[INPUT RECORDS Boundary: Start]

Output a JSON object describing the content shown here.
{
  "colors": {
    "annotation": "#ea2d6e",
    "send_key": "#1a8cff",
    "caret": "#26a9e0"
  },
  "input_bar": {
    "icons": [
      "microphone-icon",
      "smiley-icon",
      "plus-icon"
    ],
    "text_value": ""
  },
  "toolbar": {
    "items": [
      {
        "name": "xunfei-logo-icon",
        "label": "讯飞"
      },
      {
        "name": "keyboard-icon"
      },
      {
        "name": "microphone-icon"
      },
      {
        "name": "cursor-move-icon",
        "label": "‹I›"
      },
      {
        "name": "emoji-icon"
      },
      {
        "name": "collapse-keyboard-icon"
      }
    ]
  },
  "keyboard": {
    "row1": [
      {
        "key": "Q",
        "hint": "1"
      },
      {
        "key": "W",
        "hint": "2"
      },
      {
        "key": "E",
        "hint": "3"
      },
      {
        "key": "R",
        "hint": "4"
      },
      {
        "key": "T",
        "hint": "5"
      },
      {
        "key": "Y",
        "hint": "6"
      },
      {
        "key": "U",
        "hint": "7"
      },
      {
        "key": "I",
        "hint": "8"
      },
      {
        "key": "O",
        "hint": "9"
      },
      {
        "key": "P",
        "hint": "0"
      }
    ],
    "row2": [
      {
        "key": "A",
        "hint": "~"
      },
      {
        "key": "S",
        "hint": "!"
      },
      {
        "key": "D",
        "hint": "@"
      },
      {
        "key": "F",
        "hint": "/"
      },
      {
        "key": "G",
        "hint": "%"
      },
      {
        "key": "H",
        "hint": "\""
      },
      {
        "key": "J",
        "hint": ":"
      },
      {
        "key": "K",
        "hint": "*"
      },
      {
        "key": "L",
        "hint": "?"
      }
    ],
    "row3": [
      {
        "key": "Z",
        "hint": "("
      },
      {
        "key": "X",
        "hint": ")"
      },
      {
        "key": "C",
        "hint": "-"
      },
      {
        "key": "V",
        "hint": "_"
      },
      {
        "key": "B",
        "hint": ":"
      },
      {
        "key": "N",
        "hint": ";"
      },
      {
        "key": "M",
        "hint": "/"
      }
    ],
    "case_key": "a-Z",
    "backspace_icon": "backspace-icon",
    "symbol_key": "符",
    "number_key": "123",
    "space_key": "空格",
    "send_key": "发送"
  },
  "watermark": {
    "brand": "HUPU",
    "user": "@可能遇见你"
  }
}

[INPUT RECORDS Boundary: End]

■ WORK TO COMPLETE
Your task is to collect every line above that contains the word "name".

■ REPLY
        "name": "xunfei-logo-icon",
        "name": "keyboard-icon"
        "name": "microphone-icon"
        "name": "cursor-move-icon",
        "name": "emoji-icon"
        "name": "collapse-keyboard-icon"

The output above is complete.